Collected data entries:
******************************
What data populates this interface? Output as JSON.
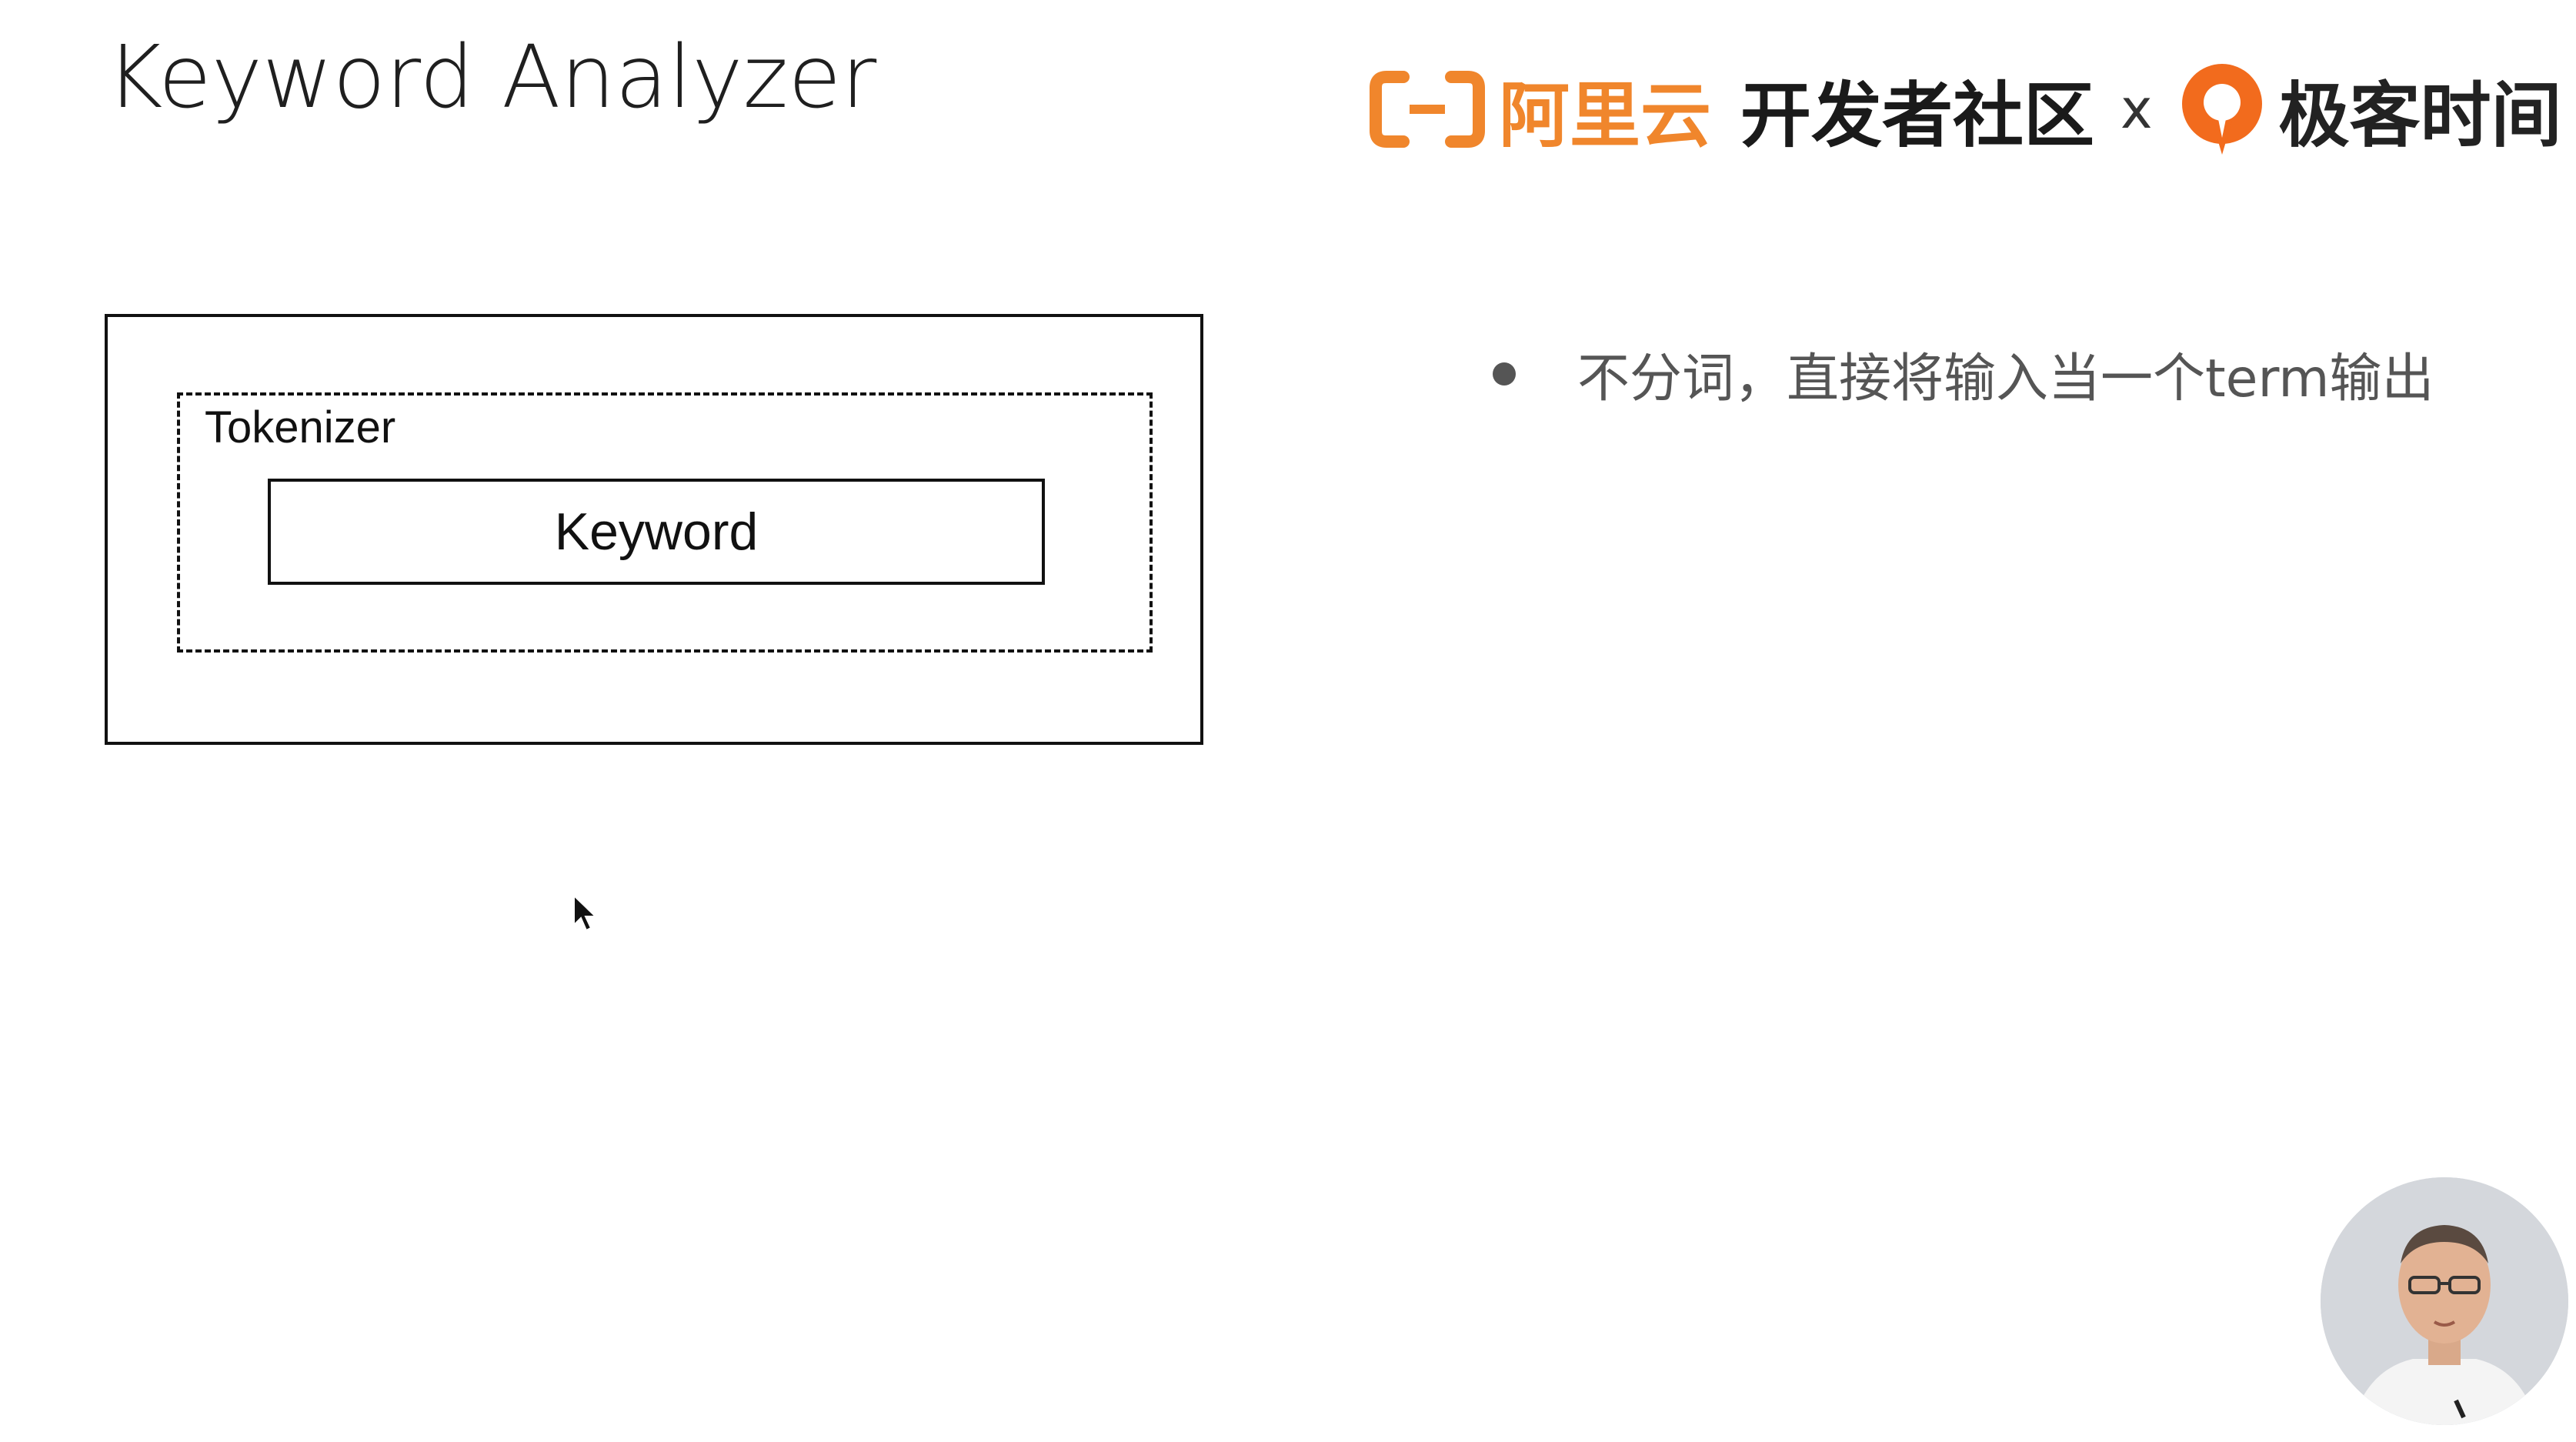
{
  "slide": {
    "title": "Keyword Analyzer"
  },
  "header": {
    "brand_primary": "阿里云",
    "brand_community": "开发者社区",
    "separator": "x",
    "brand_partner": "极客时间",
    "aliyun_color": "#f0862c",
    "geek_color": "#f26b1d"
  },
  "diagram": {
    "tokenizer_label": "Tokenizer",
    "keyword_label": "Keyword"
  },
  "bullets": [
    {
      "text": "不分词，直接将输入当一个term输出"
    }
  ],
  "icons": {
    "cursor": "mouse-pointer-icon",
    "aliyun_logo": "aliyun-bracket-logo-icon",
    "geek_logo": "geektime-logo-icon"
  }
}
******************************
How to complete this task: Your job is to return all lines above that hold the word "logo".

Answer box:
    "aliyun_logo": "aliyun-bracket-logo-icon",
    "geek_logo": "geektime-logo-icon"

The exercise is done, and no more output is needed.